In 1843, Saint Mother Theodore experienced a life-changing moment.
On the way back to Saint Mary-of-the-Woods from France, the ship carrying Saint Mother Theodore nearly overturned.
However, the ship arrived safely. Still, following this, Saint Mother Theodore promised the Sisters of Providence would honor Saint Anne – the patron saint of sailors – into the future.
And they have.
After returning to Saint Mary-of-the-Woods, Saint Mother Theodore had a small log chapel built in honor of Saint Anne because her prayer was answered for safe passage. But three decades later, the chapel began to collapse. In 1876, a stone structure, which stands to this day, replaced the log chapel. The new structure was lined with shells from the Wabash River.
Thus began the Saint Anne Procession, a tradition that has taken place for more than 170 years.
Above, we have a photo from the 100-year celebration for the Sisters of Providence as they take part in the procession.

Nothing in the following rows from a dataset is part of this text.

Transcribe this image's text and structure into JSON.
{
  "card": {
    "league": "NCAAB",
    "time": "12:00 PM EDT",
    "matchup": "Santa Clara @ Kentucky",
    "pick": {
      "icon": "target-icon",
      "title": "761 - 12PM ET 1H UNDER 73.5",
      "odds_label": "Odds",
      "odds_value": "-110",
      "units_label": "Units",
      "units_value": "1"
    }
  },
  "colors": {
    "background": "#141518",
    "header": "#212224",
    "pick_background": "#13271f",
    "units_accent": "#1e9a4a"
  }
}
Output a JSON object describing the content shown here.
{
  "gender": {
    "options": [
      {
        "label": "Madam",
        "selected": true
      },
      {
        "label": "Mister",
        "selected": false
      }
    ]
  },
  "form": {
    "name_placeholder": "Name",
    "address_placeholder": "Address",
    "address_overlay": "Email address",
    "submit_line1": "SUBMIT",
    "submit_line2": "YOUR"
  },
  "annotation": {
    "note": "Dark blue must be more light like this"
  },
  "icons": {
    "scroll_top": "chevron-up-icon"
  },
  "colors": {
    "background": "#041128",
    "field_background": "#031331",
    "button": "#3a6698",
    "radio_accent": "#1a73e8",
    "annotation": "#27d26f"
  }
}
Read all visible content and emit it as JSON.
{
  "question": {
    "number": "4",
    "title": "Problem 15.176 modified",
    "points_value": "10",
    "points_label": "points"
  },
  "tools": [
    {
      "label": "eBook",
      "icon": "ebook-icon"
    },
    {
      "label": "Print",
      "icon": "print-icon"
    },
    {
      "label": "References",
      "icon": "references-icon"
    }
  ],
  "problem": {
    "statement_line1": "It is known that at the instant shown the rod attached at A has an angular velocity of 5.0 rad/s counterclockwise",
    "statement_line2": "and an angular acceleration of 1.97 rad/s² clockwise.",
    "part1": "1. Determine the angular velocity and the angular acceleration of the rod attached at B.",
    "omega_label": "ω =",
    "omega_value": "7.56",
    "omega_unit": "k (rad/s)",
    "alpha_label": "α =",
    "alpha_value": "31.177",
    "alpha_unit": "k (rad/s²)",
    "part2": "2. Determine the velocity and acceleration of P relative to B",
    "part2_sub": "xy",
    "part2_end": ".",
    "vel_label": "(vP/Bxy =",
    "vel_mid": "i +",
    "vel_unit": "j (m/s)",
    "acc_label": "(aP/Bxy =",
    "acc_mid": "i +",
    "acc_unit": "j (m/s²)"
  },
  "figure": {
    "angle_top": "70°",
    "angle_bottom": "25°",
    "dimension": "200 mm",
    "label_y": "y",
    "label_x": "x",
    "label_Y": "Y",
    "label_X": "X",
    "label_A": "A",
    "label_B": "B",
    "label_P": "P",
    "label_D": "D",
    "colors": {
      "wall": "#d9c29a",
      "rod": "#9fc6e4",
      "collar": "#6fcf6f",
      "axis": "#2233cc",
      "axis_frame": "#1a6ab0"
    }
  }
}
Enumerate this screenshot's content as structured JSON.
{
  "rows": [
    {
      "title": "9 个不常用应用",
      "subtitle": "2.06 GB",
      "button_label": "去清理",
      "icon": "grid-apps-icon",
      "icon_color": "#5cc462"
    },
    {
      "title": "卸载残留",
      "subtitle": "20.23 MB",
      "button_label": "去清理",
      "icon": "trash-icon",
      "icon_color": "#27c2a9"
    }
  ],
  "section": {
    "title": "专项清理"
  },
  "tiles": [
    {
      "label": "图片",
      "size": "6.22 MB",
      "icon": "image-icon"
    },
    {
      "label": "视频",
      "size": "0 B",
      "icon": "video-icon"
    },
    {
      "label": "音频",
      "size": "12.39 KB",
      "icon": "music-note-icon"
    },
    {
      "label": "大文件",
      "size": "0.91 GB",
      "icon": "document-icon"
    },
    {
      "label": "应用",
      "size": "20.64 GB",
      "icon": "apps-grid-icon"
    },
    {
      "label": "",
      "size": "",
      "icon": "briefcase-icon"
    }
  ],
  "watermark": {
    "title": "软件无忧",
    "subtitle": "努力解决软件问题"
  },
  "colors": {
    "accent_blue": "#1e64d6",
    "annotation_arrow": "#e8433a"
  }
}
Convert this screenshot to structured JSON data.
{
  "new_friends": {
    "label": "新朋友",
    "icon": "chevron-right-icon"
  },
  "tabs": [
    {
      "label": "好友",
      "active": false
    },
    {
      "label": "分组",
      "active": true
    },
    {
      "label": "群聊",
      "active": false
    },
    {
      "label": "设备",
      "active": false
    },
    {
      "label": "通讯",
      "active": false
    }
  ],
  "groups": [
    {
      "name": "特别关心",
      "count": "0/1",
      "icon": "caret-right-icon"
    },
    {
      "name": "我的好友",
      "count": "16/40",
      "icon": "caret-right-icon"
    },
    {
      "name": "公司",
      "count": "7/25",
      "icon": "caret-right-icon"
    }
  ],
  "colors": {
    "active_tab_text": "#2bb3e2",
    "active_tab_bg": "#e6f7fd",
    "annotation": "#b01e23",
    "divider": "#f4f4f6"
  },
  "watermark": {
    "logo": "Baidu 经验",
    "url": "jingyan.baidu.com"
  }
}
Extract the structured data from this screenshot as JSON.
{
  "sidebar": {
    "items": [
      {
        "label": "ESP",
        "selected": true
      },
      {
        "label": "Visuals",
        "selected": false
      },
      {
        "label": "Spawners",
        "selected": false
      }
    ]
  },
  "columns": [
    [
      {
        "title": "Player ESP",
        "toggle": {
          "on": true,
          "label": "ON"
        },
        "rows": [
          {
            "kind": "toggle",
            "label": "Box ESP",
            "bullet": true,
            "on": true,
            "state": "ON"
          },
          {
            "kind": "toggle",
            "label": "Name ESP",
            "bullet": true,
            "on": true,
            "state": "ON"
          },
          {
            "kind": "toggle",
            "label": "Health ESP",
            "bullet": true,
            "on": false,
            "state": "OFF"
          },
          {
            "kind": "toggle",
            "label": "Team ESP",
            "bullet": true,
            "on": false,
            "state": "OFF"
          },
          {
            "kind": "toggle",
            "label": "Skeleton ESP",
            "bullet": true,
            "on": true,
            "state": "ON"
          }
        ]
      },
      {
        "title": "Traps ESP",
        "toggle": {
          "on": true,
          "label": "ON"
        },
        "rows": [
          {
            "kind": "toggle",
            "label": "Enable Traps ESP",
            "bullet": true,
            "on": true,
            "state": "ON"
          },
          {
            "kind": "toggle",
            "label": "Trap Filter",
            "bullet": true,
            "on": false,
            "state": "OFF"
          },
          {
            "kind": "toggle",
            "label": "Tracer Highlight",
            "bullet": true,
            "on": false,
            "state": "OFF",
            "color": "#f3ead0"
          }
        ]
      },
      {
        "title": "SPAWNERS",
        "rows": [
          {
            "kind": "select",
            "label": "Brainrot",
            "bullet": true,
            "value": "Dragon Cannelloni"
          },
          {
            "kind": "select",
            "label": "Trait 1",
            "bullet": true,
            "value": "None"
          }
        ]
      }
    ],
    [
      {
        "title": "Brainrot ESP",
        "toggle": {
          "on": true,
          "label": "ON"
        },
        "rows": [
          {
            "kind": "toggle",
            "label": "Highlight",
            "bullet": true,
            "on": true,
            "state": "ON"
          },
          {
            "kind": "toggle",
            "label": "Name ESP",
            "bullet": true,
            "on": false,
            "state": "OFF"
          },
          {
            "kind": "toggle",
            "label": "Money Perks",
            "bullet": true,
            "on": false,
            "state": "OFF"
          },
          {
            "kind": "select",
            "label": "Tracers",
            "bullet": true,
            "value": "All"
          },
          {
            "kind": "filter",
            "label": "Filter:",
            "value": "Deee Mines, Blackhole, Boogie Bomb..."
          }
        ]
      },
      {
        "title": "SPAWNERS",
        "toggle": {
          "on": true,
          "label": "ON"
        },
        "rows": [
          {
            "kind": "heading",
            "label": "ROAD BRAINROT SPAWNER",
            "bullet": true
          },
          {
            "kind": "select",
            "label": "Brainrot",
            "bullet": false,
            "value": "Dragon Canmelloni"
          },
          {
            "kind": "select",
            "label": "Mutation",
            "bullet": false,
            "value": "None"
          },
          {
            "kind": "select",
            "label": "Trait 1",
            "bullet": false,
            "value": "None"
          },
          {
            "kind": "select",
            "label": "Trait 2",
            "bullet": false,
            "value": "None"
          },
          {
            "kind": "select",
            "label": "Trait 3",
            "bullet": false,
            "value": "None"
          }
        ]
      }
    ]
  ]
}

This year, the procession will take place on Monday, July 25, at 4:30 p.m. All interested in taking part are asked to come to the Providence Community Room at that time. After introductory prayers and a reading, two processions will take place – an inside procession, which will proceed to the Wall Shrine of Saint Anne in the Church of the Immaculate Conception – and another which will travel to the Shell Chapel for prayers.
“This takes place in fulfillment of a vow,” Sister Rosemary Borntrager said. “Mother Theodore promised the sisters would do this.”